With awards shows and film festivals heavily dotting spring calendars, ‘tis the season to get a sneak peek at the year’s newest movies, from art-house to IMAX. This year offers a variety of documentaries and narratives that touch on issues pertinent to veganism, such as the sentience of animals, the complexity of our food system, and the power of a plant-based diet. Here are seven movies worth a second look—and maybe even the price of a bucket of popcorn.
This intriguing conceptual art film by Denis Côté fixates on the complex interplay between captive animals and observers, with a focus on visual confrontation via eye contact. Named for medieval illustrated volumes of exotic beasts, the film is both voyeuristic and cerebral, observing fragmented scenes of majestic lions confined within humbling cages, a rhino being washed by a zookeeper, and cows staring meditatively at the camera from their crowded bovine community. The film’s intent remains somewhat ambiguous, but in the words of The Hollywood Reporter, “Côté ostensibly remains outside the debate about whether commercial animal parks are educational facilities or inhumane prisons. But Bestiaire deftly forces us to consider our fascination with other creatures and the cost to them of being placed for our scrutiny in artificial environments.”
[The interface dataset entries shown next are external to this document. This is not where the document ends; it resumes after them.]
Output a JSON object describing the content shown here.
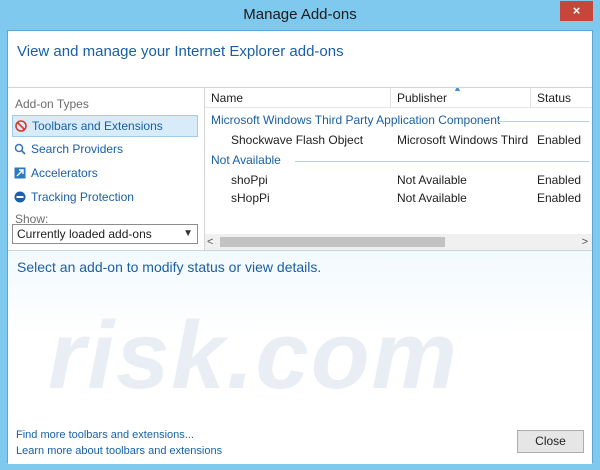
{
  "window": {
    "title": "Manage Add-ons",
    "close_glyph": "×"
  },
  "header": {
    "text": "View and manage your Internet Explorer add-ons"
  },
  "left_panel": {
    "section_label": "Add-on Types",
    "types": [
      {
        "label": "Toolbars and Extensions",
        "icon": "toolbars-icon"
      },
      {
        "label": "Search Providers",
        "icon": "search-icon"
      },
      {
        "label": "Accelerators",
        "icon": "accelerators-icon"
      },
      {
        "label": "Tracking Protection",
        "icon": "tracking-protection-icon"
      }
    ],
    "show_label": "Show:",
    "show_select": {
      "value": "Currently loaded add-ons"
    }
  },
  "grid": {
    "columns": [
      "Name",
      "Publisher",
      "Status"
    ],
    "groups": [
      {
        "name": "Microsoft Windows Third Party Application Component",
        "rows": [
          {
            "name": "Shockwave Flash Object",
            "publisher": "Microsoft Windows Third...",
            "status": "Enabled"
          }
        ]
      },
      {
        "name": "Not Available",
        "rows": [
          {
            "name": "shoPpi",
            "publisher": "Not Available",
            "status": "Enabled"
          },
          {
            "name": "sHopPi",
            "publisher": "Not Available",
            "status": "Enabled"
          }
        ]
      }
    ]
  },
  "details": {
    "prompt": "Select an add-on to modify status or view details.",
    "watermark": "risk.com",
    "links": [
      "Find more toolbars and extensions...",
      "Learn more about toolbars and extensions"
    ],
    "close_label": "Close"
  },
  "colors": {
    "accent": "#1a5fa5",
    "frame": "#7fc8ee",
    "selection": "#d7ebf9",
    "close": "#c7463c"
  }
}
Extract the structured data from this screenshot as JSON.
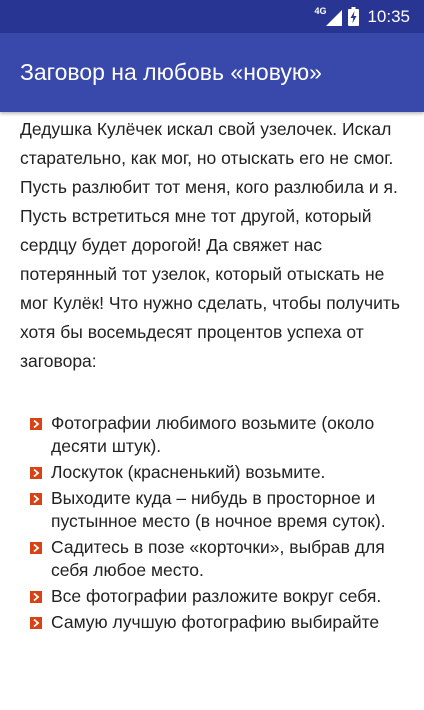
{
  "status_bar": {
    "network": "4G",
    "time": "10:35"
  },
  "app_bar": {
    "title": "Заговор на любовь «новую»"
  },
  "content": {
    "intro": "Дедушка Кулёчек искал свой узелочек. Искал старательно, как мог, но отыскать его не смог. Пусть разлюбит тот меня, кого разлюбила и я. Пусть встретиться мне тот другой, который сердцу будет дорогой! Да свяжет нас потерянный тот узелок, который отыскать не мог Кулёк! Что нужно сделать, чтобы получить хотя бы восемьдесят процентов успеха от заговора:",
    "steps": [
      "Фотографии любимого возьмите (около десяти штук).",
      "Лоскуток (красненький) возьмите.",
      "Выходите куда – нибудь в просторное и пустынное место (в ночное время суток).",
      "Садитесь в позе «корточки», выбрав для себя любое место.",
      "Все фотографии разложите вокруг себя.",
      "Самую лучшую фотографию выбирайте"
    ]
  },
  "colors": {
    "status_bar": "#283593",
    "app_bar": "#3949ab",
    "bullet": "#d84315",
    "text": "#222222"
  },
  "icons": {
    "signal": "signal-icon",
    "battery": "battery-charging-icon",
    "bullet": "bullet-arrow-icon"
  }
}
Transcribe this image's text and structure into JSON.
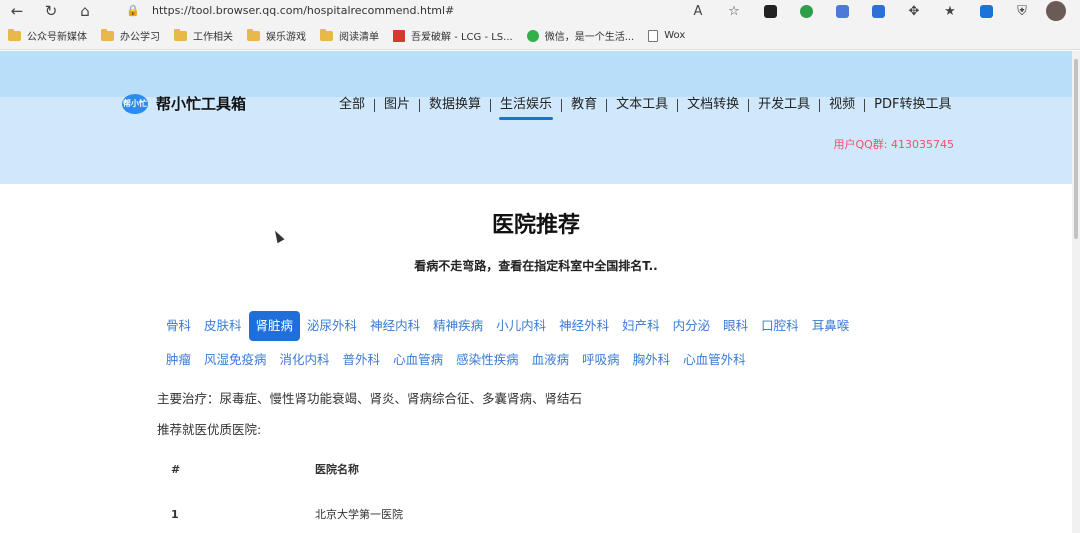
{
  "browser": {
    "url": "https://tool.browser.qq.com/hospitalrecommend.html#",
    "bookmarks": [
      {
        "label": "公众号新媒体",
        "icon": "folder-icon"
      },
      {
        "label": "办公学习",
        "icon": "folder-icon"
      },
      {
        "label": "工作相关",
        "icon": "folder-icon"
      },
      {
        "label": "娱乐游戏",
        "icon": "folder-icon"
      },
      {
        "label": "阅读清单",
        "icon": "folder-icon"
      },
      {
        "label": "吾爱破解 - LCG - LS...",
        "icon": "site-icon"
      },
      {
        "label": "微信，是一个生活...",
        "icon": "wechat-icon"
      },
      {
        "label": "Wox",
        "icon": "page-icon"
      }
    ]
  },
  "site": {
    "logo_mark": "帮小忙",
    "logo_text": "帮小忙工具箱",
    "menu": [
      "全部",
      "图片",
      "数据换算",
      "生活娱乐",
      "教育",
      "文本工具",
      "文档转换",
      "开发工具",
      "视频",
      "PDF转换工具"
    ],
    "active_menu": "生活娱乐",
    "qq_group": "用户QQ群: 413035745"
  },
  "main": {
    "title": "医院推荐",
    "subtitle": "看病不走弯路，查看在指定科室中全国排名T..",
    "departments_row1": [
      "骨科",
      "皮肤科",
      "肾脏病",
      "泌尿外科",
      "神经内科",
      "精神疾病",
      "小儿内科",
      "神经外科",
      "妇产科",
      "内分泌",
      "眼科",
      "口腔科",
      "耳鼻喉"
    ],
    "departments_row2": [
      "肿瘤",
      "风湿免疫病",
      "消化内科",
      "普外科",
      "心血管病",
      "感染性疾病",
      "血液病",
      "呼吸病",
      "胸外科",
      "心血管外科"
    ],
    "active_department": "肾脏病",
    "treatment_text": "主要治疗：尿毒症、慢性肾功能衰竭、肾炎、肾病综合征、多囊肾病、肾结石",
    "recommend_label": "推荐就医优质医院:",
    "table_headers": [
      "#",
      "医院名称"
    ],
    "rows": [
      {
        "num": "1",
        "name": "北京大学第一医院"
      }
    ]
  },
  "colors": {
    "accent": "#1e6fd9",
    "link": "#3a7bd5",
    "qq": "#f2506a",
    "hero_top": "#b9defa",
    "hero_bottom": "#cfe8fc"
  }
}
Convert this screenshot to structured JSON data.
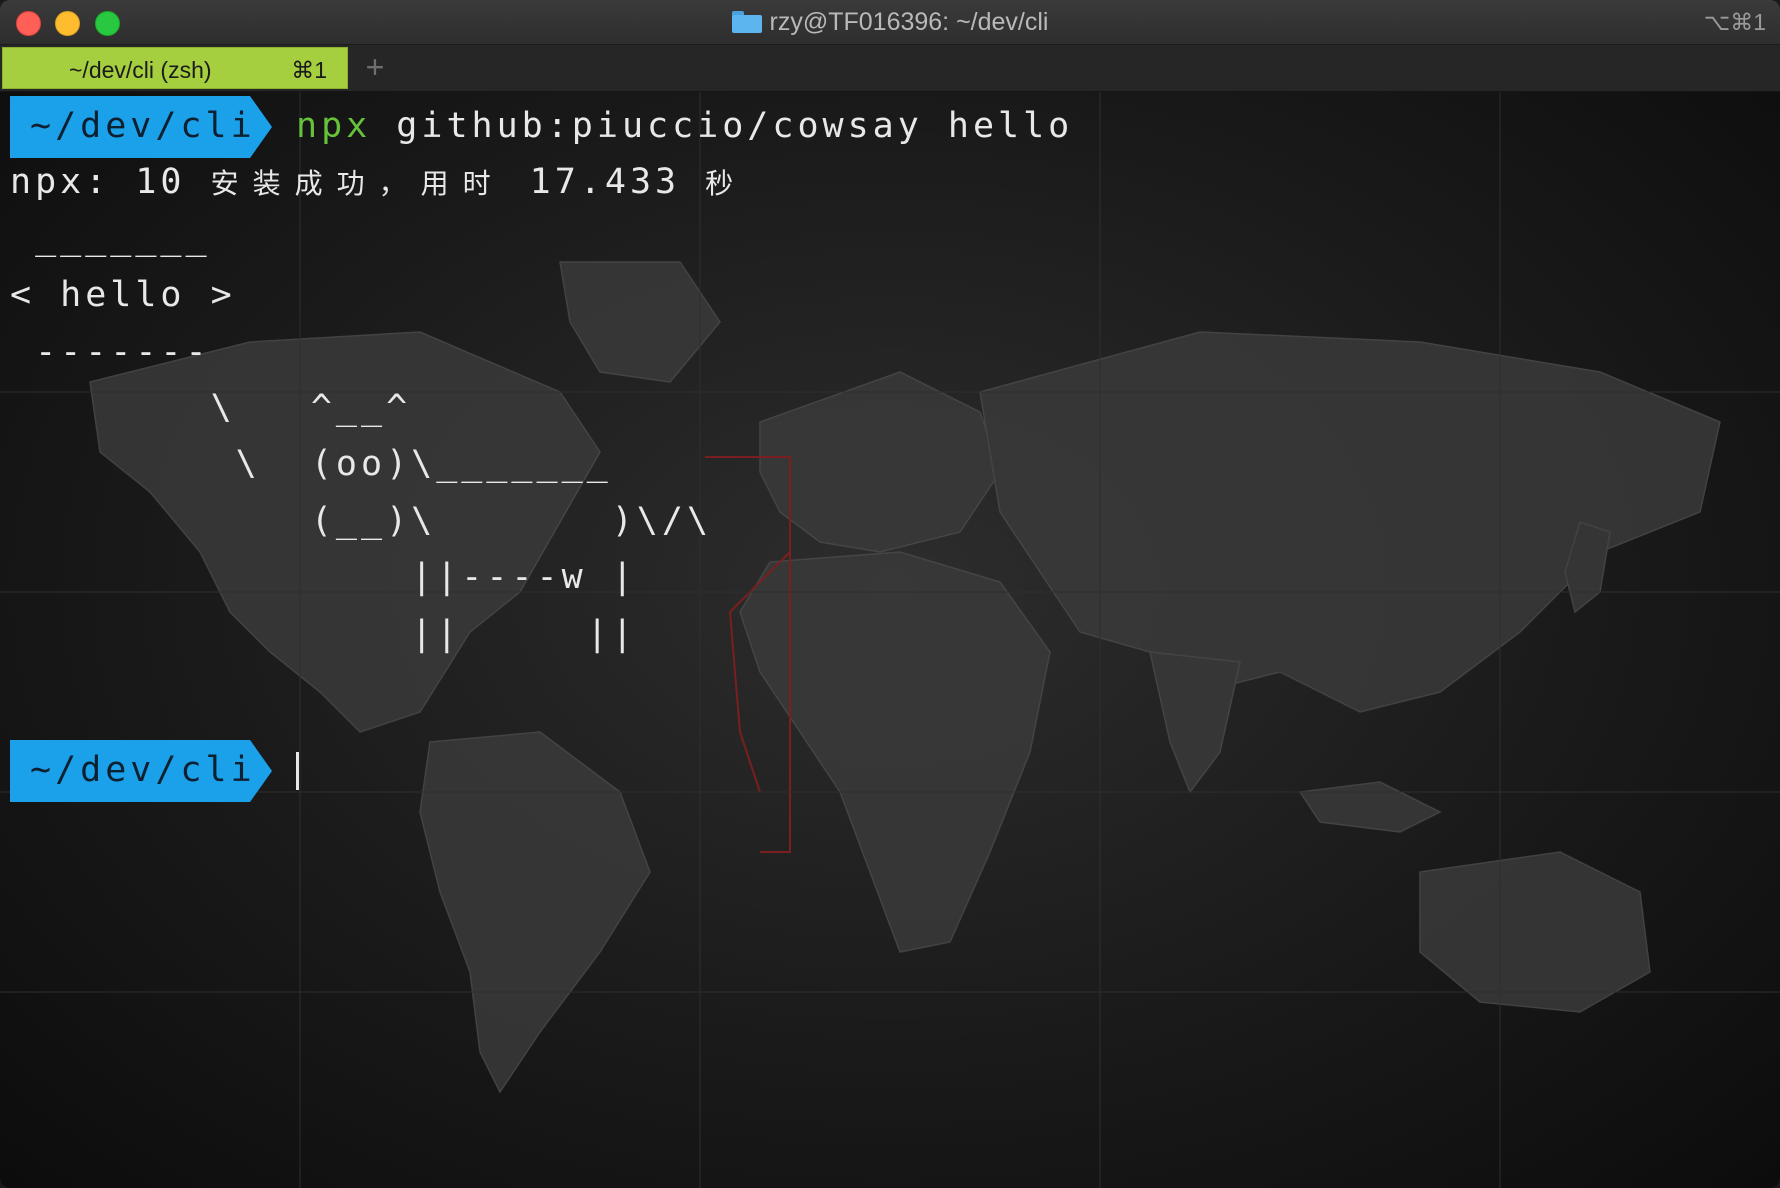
{
  "window": {
    "title": "rzy@TF016396: ~/dev/cli",
    "shortcut": "⌥⌘1"
  },
  "tabs": [
    {
      "label": "~/dev/cli (zsh)",
      "shortcut": "⌘1",
      "active": true
    }
  ],
  "new_tab_symbol": "+",
  "terminal": {
    "prompt_path": "~/dev/cli",
    "command_name": "npx",
    "command_args": "github:piuccio/cowsay hello",
    "output_npx_prefix": "npx: 10 ",
    "output_npx_cjk1": "安装成功，用时",
    "output_npx_time": " 17.433 ",
    "output_npx_cjk2": "秒",
    "cowsay_lines": [
      " _______",
      "< hello >",
      " -------",
      "        \\   ^__^",
      "         \\  (oo)\\_______",
      "            (__)\\       )\\/\\",
      "                ||----w |",
      "                ||     ||"
    ],
    "second_prompt_path": "~/dev/cli"
  },
  "colors": {
    "prompt_bg": "#1aa1ea",
    "tab_active_bg": "#a6cf3f",
    "npx_green": "#65c23a",
    "text": "#e8e8e8"
  },
  "icons": {
    "title_icon": "folder-icon"
  }
}
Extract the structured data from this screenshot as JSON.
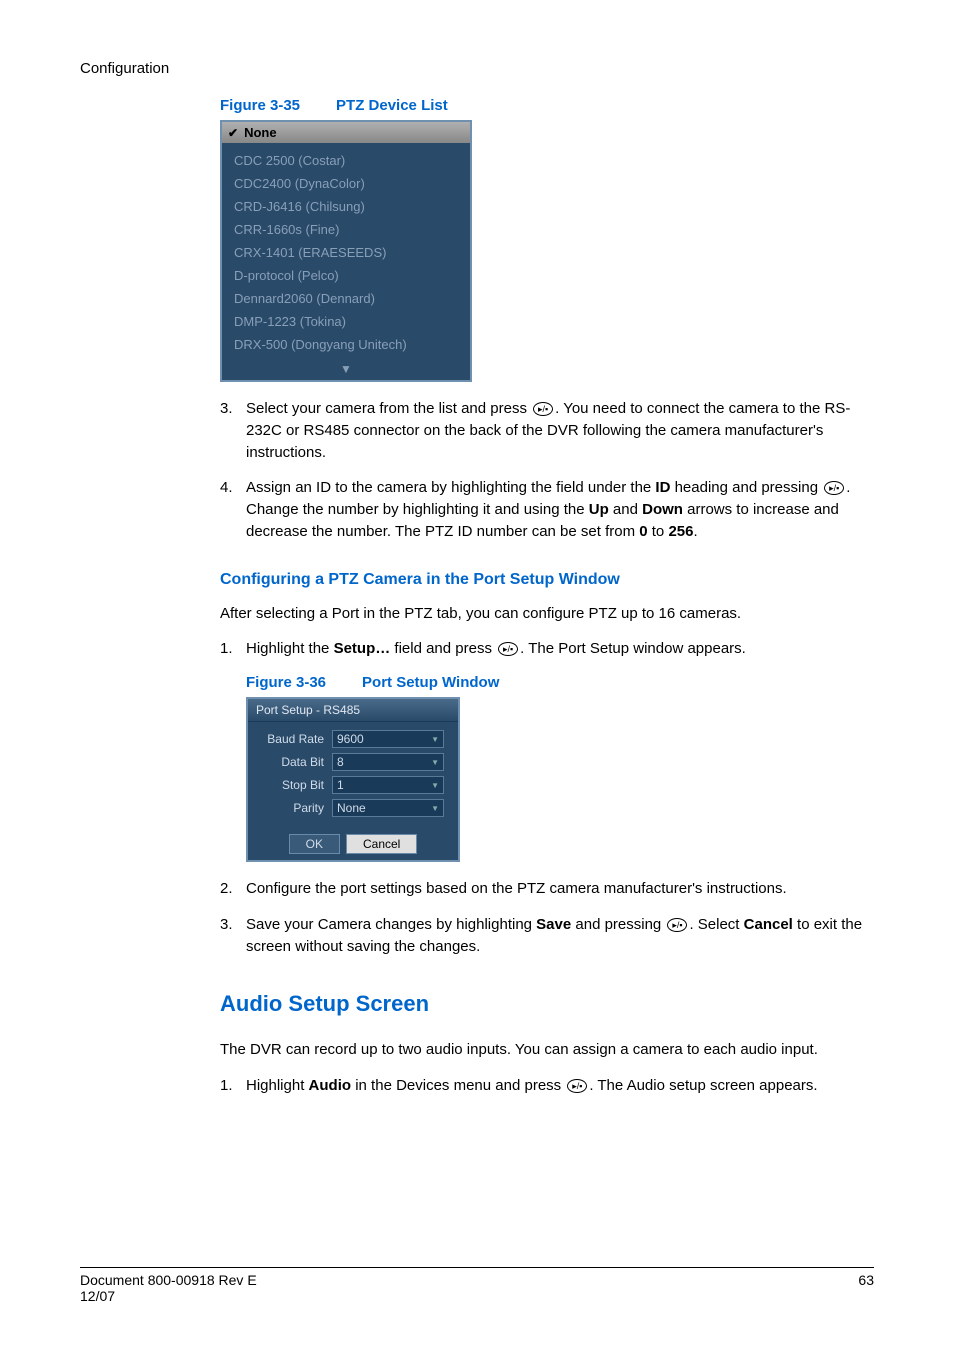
{
  "header": {
    "section": "Configuration"
  },
  "figure35": {
    "label": "Figure 3-35",
    "title": "PTZ Device List",
    "header_item": "None",
    "items": [
      "CDC 2500 (Costar)",
      "CDC2400 (DynaColor)",
      "CRD-J6416 (Chilsung)",
      "CRR-1660s (Fine)",
      "CRX-1401 (ERAESEEDS)",
      "D-protocol (Pelco)",
      "Dennard2060 (Dennard)",
      "DMP-1223 (Tokina)",
      "DRX-500 (Dongyang Unitech)"
    ]
  },
  "step3": {
    "num": "3.",
    "prefix": "Select your camera from the list and press ",
    "suffix": ". You need to connect the camera to the RS-232C or RS485 connector on the back of the DVR following the camera manufacturer's instructions."
  },
  "step4": {
    "num": "4.",
    "p1": "Assign an ID to the camera by highlighting the field under the ",
    "id_bold": "ID",
    "p2": " heading and pressing ",
    "p3": ". Change the number by highlighting it and using the ",
    "up_bold": "Up",
    "and": " and ",
    "down_bold": "Down",
    "p4": " arrows to increase and decrease the number. The PTZ ID number can be set from ",
    "zero": "0",
    "p5": " to ",
    "v256": "256",
    "dot": "."
  },
  "subhead_ptz": "Configuring a PTZ Camera in the Port Setup Window",
  "ptz_intro": "After selecting a Port in the PTZ tab, you can configure PTZ up to 16 cameras.",
  "ptz_step1": {
    "num": "1.",
    "p1": "Highlight the ",
    "setup_bold": "Setup…",
    "p2": " field and press ",
    "p3": ". The Port Setup window appears."
  },
  "figure36": {
    "label": "Figure 3-36",
    "title": "Port Setup Window",
    "window_title": "Port Setup - RS485",
    "rows": {
      "baud": {
        "label": "Baud Rate",
        "value": "9600"
      },
      "databit": {
        "label": "Data Bit",
        "value": "8"
      },
      "stopbit": {
        "label": "Stop Bit",
        "value": "1"
      },
      "parity": {
        "label": "Parity",
        "value": "None"
      }
    },
    "ok": "OK",
    "cancel": "Cancel"
  },
  "ptz_step2": {
    "num": "2.",
    "text": "Configure the port settings based on the PTZ camera manufacturer's instructions."
  },
  "ptz_step3": {
    "num": "3.",
    "p1": "Save your Camera changes by highlighting ",
    "save_bold": "Save",
    "p2": " and pressing ",
    "p3": ". Select ",
    "cancel_bold": "Cancel",
    "p4": " to exit the screen without saving the changes."
  },
  "audio_head": "Audio Setup Screen",
  "audio_intro": "The DVR can record up to two audio inputs. You can assign a camera to each audio input.",
  "audio_step1": {
    "num": "1.",
    "p1": "Highlight ",
    "audio_bold": "Audio",
    "p2": " in the Devices menu and press ",
    "p3": ". The Audio setup screen appears."
  },
  "footer": {
    "doc": "Document 800-00918 Rev E",
    "date": "12/07",
    "page": "63"
  },
  "icon_glyph": "▸/▪"
}
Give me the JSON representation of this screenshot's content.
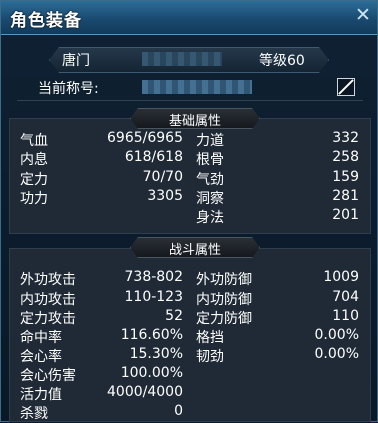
{
  "window": {
    "title": "角色装备"
  },
  "header": {
    "sect": "唐门",
    "level_label": "等级60",
    "title_label": "当前称号:"
  },
  "basic": {
    "heading": "基础属性",
    "left": [
      {
        "label": "气血",
        "value": "6965/6965"
      },
      {
        "label": "内息",
        "value": "618/618"
      },
      {
        "label": "定力",
        "value": "70/70"
      },
      {
        "label": "功力",
        "value": "3305"
      }
    ],
    "right": [
      {
        "label": "力道",
        "value": "332"
      },
      {
        "label": "根骨",
        "value": "258"
      },
      {
        "label": "气劲",
        "value": "159"
      },
      {
        "label": "洞察",
        "value": "281"
      },
      {
        "label": "身法",
        "value": "201"
      }
    ]
  },
  "combat": {
    "heading": "战斗属性",
    "left": [
      {
        "label": "外功攻击",
        "value": "738-802"
      },
      {
        "label": "内功攻击",
        "value": "110-123"
      },
      {
        "label": "定力攻击",
        "value": "52"
      },
      {
        "label": "命中率",
        "value": "116.60%"
      },
      {
        "label": "会心率",
        "value": "15.30%"
      },
      {
        "label": "会心伤害",
        "value": "100.00%"
      },
      {
        "label": "活力值",
        "value": "4000/4000"
      },
      {
        "label": "杀戮",
        "value": "0"
      }
    ],
    "right": [
      {
        "label": "外功防御",
        "value": "1009"
      },
      {
        "label": "内功防御",
        "value": "704"
      },
      {
        "label": "定力防御",
        "value": "110"
      },
      {
        "label": "格挡",
        "value": "0.00%"
      },
      {
        "label": "韧劲",
        "value": "0.00%"
      }
    ]
  }
}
Not for the faint of heart, this Oscar-nominated Belgian drama follows an aggressive, steroid-inflated cattle farmer as he makes a black-market deal with a Mafioso meat trader for illegal growth hormones, some of which he takes himself. Part-character study, part-crime film, Bullhead is more of a thriller than an anti-meat film, but it nonetheless shines a light on—and raises questions about—the bad business of beef.
Cages of Shame
The recipient of the Humane Society of the United States ACE Documentary Film Grant, Cages of Shame is a powerful look into China’s cruel bear-bile farms and a tale of the rescue of 10 of their captives. Tragic but inspiring, the film follows animal activist Jill Robinson and her team as they do whatever it takes to liberate moon bears from a farm where they have lived devastatingly miserable lives in deplorable conditions, all in the name of collecting their bile for supposedly medicinal uses. Shedding light on a lesser-known but horrific industry, this documentary could have the power to raise awareness and abolish the practice of bear-bile farming forever.
Three years in the making, Disney’s hyped nature documentary Chimpanzee arrives this spring—on Earth Day, to be exact. Following super-cute baby chimpanzee Oscar as he is orphaned in the African jungle and subsequently adopted by another female chimp who takes him under her figurative wing. In gorgeous high-definition and with an approach that is curious and empathetic, Chimpanzee is an exciting foray into an intimate primate society where few have tread before. Even better, Disneynature will make a 20-cent donation for each ticket sold opening week to the Jane Goodall Institute, which works to conserve chimpanzee and ape populations.
Heal Your Self
In the vein of Forks Over Knives and Fat, Sick, and Nearly Dead, Heal Your Self is an exploration of the impact of diet, stress, environmental toxins, and attitudes on personal health, attributing many elements of America’s health crisis on variables that are within our own control. Encouraging a take-charge attitude toward one’s own well-being, first-time filmmaker Norm Hacker consults a range of advocates from medical experts to cancer survivors to develop an all-encompassing outlook on how taking responsibility and adopting lifestyle changes can make all the difference in achieving optimum health and happiness.
In Organic We Trust
This compelling documentary explores the ways that the American food system has been broken by big-ag, with smaller-scale, local farms—and human health—left with very real, very negative consequences. Pesticides, additives, and processed foods are killing us softly, but all hope is not lost, as the move toward sustainable farming, farmers’ markets, and community-supported agriculture is growing in strength and numbers. The film also explores the term “organic” and what it truly means in a system as complex as America’s. Powerful and smart, In Organic We Trust is here to explore the issues surrounding the ways that we grow, move, and buy our food.
Minds In the Water
Vegan professional surfer David Rastovich is way more than just a beach bum—this dedicated activist traveled the world for five years to support the conservation of dolphins and whales, the very marine beasts with whom he shares the waves. This athlete’s love for creatures great and small takes him everywhere from Australia to Japan to California, all in the name of ending the habitat destruction and slaughter of the ocean’s gentle giants. Rastovich’s organization Surfers for Cetaceans aims to celebrate and protect the interspecies bond between humans, dolphins, and whales, and Minds In the Water offers an in-depth glimpse of the depth and importance of this relationship.